TASK GOAL: Give the data back exactly. Leave out any images.

DATA:
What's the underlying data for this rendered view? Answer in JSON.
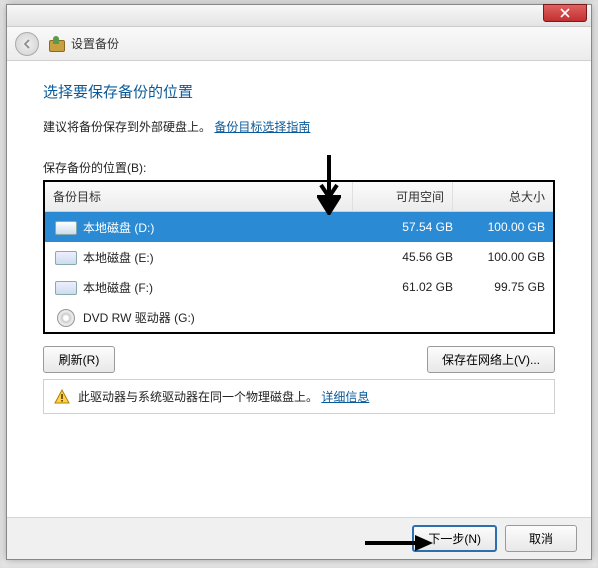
{
  "window": {
    "title": "设置备份"
  },
  "heading": "选择要保存备份的位置",
  "subtitle_prefix": "建议将备份保存到外部硬盘上。",
  "subtitle_link": "备份目标选择指南",
  "section_label": "保存备份的位置(B):",
  "columns": {
    "target": "备份目标",
    "free": "可用空间",
    "total": "总大小"
  },
  "drives": [
    {
      "name": "本地磁盘 (D:)",
      "free": "57.54 GB",
      "total": "100.00 GB",
      "type": "disk",
      "selected": true
    },
    {
      "name": "本地磁盘 (E:)",
      "free": "45.56 GB",
      "total": "100.00 GB",
      "type": "disk",
      "selected": false
    },
    {
      "name": "本地磁盘 (F:)",
      "free": "61.02 GB",
      "total": "99.75 GB",
      "type": "disk",
      "selected": false
    },
    {
      "name": "DVD RW 驱动器 (G:)",
      "free": "",
      "total": "",
      "type": "dvd",
      "selected": false
    }
  ],
  "buttons": {
    "refresh": "刷新(R)",
    "save_network": "保存在网络上(V)...",
    "next": "下一步(N)",
    "cancel": "取消"
  },
  "warning": {
    "text": "此驱动器与系统驱动器在同一个物理磁盘上。",
    "link": "详细信息"
  }
}
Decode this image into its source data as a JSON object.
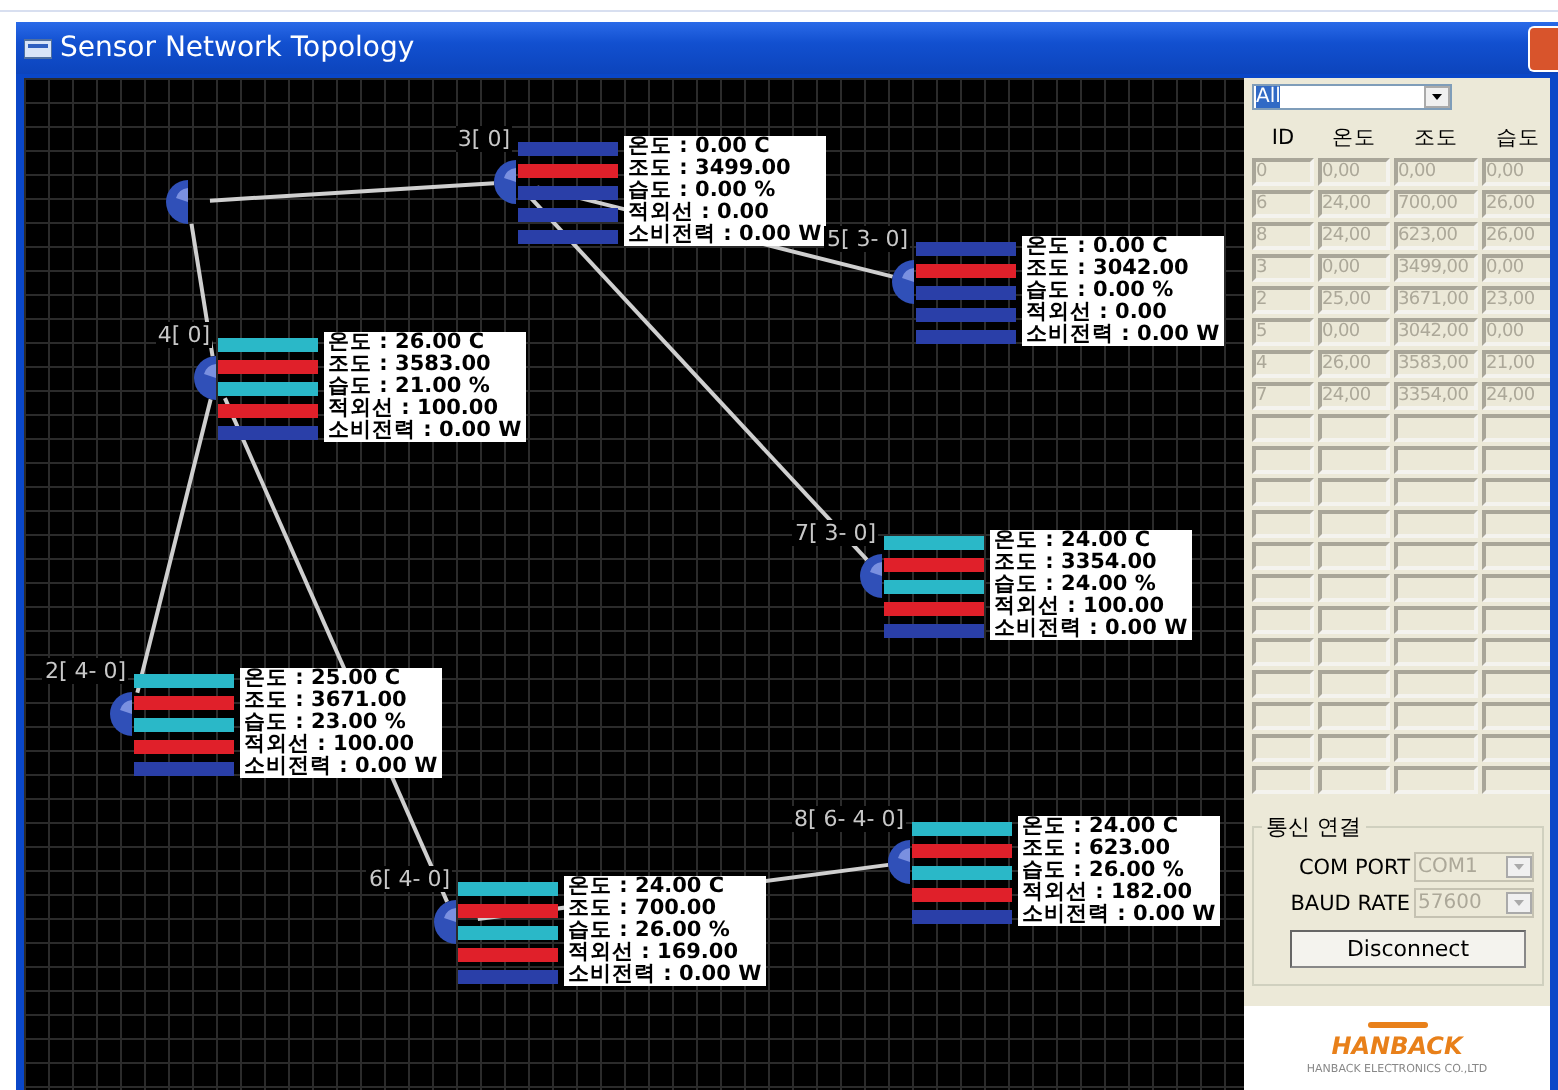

ANSWER TO THIS PROBLEM:
What's the underlying data for this rendered view? Answer in JSON.
{
  "window": {
    "title": "设置备份"
  },
  "heading": "选择要保存备份的位置",
  "subtitle_prefix": "建议将备份保存到外部硬盘上。",
  "subtitle_link": "备份目标选择指南",
  "section_label": "保存备份的位置(B):",
  "columns": {
    "target": "备份目标",
    "free": "可用空间",
    "total": "总大小"
  },
  "drives": [
    {
      "name": "本地磁盘 (D:)",
      "free": "57.54 GB",
      "total": "100.00 GB",
      "type": "disk",
      "selected": true
    },
    {
      "name": "本地磁盘 (E:)",
      "free": "45.56 GB",
      "total": "100.00 GB",
      "type": "disk",
      "selected": false
    },
    {
      "name": "本地磁盘 (F:)",
      "free": "61.02 GB",
      "total": "99.75 GB",
      "type": "disk",
      "selected": false
    },
    {
      "name": "DVD RW 驱动器 (G:)",
      "free": "",
      "total": "",
      "type": "dvd",
      "selected": false
    }
  ],
  "buttons": {
    "refresh": "刷新(R)",
    "save_network": "保存在网络上(V)...",
    "next": "下一步(N)",
    "cancel": "取消"
  },
  "warning": {
    "text": "此驱动器与系统驱动器在同一个物理磁盘上。",
    "link": "详细信息"
  }
}
Decode this image into its source data as a JSON object.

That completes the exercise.